As previously reported, it is the writers of ‘Amazing’ – Martin Harrington and Thomas Leonard – who are suing Sheeran, his song-writing pal Johnny McDaid and all their business partners. The litigation is being led by Richard Busch, the lawyer who represented Marvin Gaye’s family in the headline-grabbing ‘Blurred Lines’ song-theft case, in which his side prevailed of course.

However, according to The Hollywood Reporter, lawyers repping Sheeran and co reckon that they can’t even respond to the specific allegations made by Busch because his legal complaint is, as previously noted, so bloody prolix. “Responding in any meaningful way … is impossible”, they state. “Nor should eleven different defendants be put to the task and expense of having to draft responses to this massively improper pleading”.

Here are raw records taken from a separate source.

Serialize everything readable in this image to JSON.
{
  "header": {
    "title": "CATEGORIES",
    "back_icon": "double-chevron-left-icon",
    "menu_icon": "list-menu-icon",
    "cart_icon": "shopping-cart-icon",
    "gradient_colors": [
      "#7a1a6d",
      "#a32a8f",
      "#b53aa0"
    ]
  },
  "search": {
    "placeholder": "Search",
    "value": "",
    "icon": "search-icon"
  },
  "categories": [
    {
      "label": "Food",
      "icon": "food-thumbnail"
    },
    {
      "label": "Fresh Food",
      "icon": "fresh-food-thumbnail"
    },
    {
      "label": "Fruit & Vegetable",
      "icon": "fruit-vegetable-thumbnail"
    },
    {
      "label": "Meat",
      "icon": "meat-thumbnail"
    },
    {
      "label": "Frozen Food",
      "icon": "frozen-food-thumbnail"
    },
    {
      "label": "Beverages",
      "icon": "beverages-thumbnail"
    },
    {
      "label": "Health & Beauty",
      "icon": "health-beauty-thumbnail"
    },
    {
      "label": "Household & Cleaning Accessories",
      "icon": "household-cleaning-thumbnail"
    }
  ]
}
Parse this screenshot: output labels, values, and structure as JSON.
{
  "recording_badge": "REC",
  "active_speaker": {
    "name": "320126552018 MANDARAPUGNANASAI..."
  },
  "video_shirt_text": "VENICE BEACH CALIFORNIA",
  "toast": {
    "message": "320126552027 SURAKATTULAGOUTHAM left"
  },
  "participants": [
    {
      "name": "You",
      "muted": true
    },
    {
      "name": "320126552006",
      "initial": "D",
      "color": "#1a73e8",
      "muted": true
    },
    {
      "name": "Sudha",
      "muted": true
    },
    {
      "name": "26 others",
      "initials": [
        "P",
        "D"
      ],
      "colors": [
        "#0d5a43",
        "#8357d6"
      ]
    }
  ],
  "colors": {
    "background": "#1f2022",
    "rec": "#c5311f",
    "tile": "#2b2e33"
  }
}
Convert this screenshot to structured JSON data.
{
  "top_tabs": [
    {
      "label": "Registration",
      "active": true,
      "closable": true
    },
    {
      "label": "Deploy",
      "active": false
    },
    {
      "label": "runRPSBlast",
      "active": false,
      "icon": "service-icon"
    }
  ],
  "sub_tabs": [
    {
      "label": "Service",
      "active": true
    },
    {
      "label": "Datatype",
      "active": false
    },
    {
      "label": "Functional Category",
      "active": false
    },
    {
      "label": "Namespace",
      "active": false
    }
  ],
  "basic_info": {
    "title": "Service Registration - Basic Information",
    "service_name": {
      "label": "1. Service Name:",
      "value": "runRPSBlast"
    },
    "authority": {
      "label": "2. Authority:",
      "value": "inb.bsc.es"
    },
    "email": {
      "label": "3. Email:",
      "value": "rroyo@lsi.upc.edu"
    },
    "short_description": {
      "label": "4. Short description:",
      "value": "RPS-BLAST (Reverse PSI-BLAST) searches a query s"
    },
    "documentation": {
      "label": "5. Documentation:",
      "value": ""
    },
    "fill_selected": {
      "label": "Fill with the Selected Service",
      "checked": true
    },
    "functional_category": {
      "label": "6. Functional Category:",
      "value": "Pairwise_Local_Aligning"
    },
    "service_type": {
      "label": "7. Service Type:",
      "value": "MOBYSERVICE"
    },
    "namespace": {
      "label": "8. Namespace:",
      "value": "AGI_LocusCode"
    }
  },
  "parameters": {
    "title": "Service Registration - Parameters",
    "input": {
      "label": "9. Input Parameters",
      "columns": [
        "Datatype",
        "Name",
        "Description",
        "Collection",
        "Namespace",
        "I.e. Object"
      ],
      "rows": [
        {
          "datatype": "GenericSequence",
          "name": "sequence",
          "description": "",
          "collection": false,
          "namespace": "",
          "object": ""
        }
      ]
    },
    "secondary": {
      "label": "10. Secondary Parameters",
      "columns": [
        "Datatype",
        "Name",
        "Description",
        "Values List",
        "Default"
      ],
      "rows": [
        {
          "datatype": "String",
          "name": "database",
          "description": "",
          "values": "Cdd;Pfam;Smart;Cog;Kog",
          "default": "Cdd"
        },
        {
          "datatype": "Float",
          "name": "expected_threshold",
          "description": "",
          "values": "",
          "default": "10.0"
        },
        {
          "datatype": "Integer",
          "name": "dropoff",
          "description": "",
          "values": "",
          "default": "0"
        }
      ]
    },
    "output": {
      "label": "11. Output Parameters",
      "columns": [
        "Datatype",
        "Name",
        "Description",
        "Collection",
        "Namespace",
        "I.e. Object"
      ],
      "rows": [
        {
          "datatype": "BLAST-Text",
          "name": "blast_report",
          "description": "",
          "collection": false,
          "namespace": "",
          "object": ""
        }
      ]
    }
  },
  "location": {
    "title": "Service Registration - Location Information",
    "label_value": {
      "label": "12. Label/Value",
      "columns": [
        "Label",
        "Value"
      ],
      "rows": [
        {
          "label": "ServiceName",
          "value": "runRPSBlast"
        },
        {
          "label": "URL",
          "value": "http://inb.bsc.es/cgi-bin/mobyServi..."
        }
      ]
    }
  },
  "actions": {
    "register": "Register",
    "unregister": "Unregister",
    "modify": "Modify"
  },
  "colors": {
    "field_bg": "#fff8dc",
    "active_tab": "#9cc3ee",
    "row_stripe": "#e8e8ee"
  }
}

Seeking to dismiss Harrington and Leonard’s lawsuit, the defence team note a rule that requires plaintiffs provide a “short and plan” statement outlining their complaint. The lawyers then add that Busch needs to be more specific as to what allegations are being made against each of the eleven defendants. And if those moans aren’t enough to have the plagiarism suit dismissed, Team Sheeran also point out that most of the people and companies involved in this case are British, so why the hell are you suing in California?

Good question Ed. I’m sure Busch is firing up his laptop as we speak to type out a response. Let’s hope it’s nice and prolix.